Imaging for breast pain is not usually recommended, however, ultrasound may be appropriate for women with focal, noncyclic pain.

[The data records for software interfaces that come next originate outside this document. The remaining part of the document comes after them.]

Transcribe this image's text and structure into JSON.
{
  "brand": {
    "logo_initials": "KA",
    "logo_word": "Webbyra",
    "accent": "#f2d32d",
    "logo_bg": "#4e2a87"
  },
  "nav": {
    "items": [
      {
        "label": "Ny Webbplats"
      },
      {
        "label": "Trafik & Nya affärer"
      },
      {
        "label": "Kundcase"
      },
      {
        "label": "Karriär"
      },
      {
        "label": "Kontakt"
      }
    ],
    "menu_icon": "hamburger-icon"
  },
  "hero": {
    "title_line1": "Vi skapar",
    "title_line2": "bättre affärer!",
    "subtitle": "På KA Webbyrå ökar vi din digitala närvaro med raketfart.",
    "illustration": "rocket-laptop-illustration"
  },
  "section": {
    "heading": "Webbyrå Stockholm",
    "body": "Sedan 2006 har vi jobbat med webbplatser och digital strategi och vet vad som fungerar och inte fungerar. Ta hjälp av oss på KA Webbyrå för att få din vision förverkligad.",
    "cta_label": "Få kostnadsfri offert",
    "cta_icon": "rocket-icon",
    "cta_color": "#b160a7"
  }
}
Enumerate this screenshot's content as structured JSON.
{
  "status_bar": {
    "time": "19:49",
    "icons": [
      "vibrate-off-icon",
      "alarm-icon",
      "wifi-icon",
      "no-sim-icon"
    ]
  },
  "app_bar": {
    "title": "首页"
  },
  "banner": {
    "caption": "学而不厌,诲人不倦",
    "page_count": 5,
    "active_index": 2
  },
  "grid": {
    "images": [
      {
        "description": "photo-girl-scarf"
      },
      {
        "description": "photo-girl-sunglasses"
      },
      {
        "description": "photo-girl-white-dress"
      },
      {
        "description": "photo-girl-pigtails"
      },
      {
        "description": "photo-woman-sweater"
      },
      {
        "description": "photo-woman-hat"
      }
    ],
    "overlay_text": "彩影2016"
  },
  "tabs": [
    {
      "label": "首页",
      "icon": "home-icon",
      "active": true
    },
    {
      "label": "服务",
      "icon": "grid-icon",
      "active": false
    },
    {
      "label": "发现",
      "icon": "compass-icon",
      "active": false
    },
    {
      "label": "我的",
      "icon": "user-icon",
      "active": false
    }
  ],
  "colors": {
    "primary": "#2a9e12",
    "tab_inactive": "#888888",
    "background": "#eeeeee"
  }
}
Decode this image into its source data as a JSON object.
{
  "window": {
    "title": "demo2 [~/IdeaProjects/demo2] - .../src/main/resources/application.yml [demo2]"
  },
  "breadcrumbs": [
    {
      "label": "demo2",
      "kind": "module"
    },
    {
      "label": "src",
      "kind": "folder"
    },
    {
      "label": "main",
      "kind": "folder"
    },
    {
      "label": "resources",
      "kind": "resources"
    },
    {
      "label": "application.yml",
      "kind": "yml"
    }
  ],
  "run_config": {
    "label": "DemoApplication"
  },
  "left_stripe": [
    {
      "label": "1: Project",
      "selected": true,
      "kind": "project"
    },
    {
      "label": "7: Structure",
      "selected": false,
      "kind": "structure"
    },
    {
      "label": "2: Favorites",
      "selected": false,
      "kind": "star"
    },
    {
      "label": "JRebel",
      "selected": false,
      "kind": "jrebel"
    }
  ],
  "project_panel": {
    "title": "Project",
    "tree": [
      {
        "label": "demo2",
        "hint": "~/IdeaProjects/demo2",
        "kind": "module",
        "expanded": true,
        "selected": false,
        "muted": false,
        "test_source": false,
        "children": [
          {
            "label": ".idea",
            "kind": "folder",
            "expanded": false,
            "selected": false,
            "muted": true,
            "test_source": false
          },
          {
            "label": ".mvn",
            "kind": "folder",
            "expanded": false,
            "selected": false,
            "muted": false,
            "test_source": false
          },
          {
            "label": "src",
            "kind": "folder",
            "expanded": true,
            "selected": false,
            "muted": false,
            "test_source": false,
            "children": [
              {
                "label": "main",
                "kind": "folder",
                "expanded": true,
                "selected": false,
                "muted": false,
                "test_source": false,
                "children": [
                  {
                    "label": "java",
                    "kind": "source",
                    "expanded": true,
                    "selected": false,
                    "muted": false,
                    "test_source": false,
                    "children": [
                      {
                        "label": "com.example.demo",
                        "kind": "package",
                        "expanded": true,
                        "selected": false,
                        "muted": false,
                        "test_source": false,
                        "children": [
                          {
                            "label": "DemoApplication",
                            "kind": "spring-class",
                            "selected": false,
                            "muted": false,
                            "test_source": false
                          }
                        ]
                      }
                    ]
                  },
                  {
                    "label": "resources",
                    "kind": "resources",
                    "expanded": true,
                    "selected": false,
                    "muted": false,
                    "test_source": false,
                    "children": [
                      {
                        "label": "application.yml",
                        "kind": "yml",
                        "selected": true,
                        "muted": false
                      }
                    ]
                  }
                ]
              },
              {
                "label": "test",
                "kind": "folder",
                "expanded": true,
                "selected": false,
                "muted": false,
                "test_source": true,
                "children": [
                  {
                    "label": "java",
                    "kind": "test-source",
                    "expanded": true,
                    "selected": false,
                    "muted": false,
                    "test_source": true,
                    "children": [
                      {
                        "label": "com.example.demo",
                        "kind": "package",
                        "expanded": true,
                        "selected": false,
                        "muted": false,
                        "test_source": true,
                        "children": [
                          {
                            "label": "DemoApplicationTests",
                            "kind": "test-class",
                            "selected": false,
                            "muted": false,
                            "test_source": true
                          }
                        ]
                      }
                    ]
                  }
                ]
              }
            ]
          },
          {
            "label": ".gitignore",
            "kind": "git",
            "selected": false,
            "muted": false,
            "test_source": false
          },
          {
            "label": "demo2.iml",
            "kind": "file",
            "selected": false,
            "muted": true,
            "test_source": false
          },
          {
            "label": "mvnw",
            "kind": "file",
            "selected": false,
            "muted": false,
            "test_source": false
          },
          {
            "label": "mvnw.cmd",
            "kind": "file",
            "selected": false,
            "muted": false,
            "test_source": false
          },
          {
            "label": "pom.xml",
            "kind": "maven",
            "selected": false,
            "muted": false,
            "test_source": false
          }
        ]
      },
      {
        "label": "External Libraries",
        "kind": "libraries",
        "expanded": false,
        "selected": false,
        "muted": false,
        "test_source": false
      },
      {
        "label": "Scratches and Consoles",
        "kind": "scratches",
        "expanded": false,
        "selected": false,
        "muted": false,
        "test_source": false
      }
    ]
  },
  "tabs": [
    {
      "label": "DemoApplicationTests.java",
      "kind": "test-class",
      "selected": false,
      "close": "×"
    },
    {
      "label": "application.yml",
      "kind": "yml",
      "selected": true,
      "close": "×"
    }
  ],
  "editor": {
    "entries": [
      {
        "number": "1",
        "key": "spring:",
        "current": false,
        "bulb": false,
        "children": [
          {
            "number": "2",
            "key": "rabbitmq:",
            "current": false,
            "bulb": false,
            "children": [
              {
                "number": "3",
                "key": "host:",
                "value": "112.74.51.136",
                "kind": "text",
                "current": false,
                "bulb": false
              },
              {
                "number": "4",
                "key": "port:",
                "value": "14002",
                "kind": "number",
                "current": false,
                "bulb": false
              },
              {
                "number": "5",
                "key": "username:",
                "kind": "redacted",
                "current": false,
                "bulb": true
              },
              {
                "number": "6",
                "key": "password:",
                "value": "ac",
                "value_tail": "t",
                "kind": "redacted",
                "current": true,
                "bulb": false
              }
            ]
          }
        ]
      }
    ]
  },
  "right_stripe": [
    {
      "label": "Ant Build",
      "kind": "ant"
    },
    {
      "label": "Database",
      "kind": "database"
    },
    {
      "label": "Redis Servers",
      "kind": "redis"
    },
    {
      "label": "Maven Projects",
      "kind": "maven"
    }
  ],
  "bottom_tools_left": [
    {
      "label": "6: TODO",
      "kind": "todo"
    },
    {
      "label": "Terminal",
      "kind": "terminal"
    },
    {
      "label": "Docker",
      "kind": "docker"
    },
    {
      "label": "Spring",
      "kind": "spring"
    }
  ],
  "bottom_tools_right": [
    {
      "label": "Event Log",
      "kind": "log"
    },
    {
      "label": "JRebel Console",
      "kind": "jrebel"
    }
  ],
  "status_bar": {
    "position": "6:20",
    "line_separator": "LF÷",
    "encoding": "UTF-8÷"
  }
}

Focal noncyclical breast pain is rarely a sign of cancer, however, ultrasound may be an appropriate imaging modality for initial examination, according to an article published in the Journal of the American College of Radiology. A multidisciplinary expert panel annually reviews the American College of Radiology Appropriateness Criteria, evidence-based guidelines for specific clinical conditions, including imaging guidelines for breast cancer screening and diagnosis. The panel reviewed the use of imaging for patients who present with breast pain which, although common, is rarely associated with breast cancer. According to the panel, appropriate workup depends on the nature and focality of the pain, as well as the age of the patient. Imaging evaluation is usually not indicated if the pain is cyclic or nonfocal, while imaging may be appropriate for complaints of focal, noncyclic pain, mainly for reassurance and to identify treatable causes. Ultrasound can be the initial examination used to evaluate women under age 30 with focal, noncyclic breast pain; for women 30 and older, diagnostic mammography, digital breast tomosynthesis, and ultrasound may all serve as appropriate initial examinations. In those instances where evidence is lacking or equivocal, expert opinion may supplement the available evidence to recommend imaging or treatment.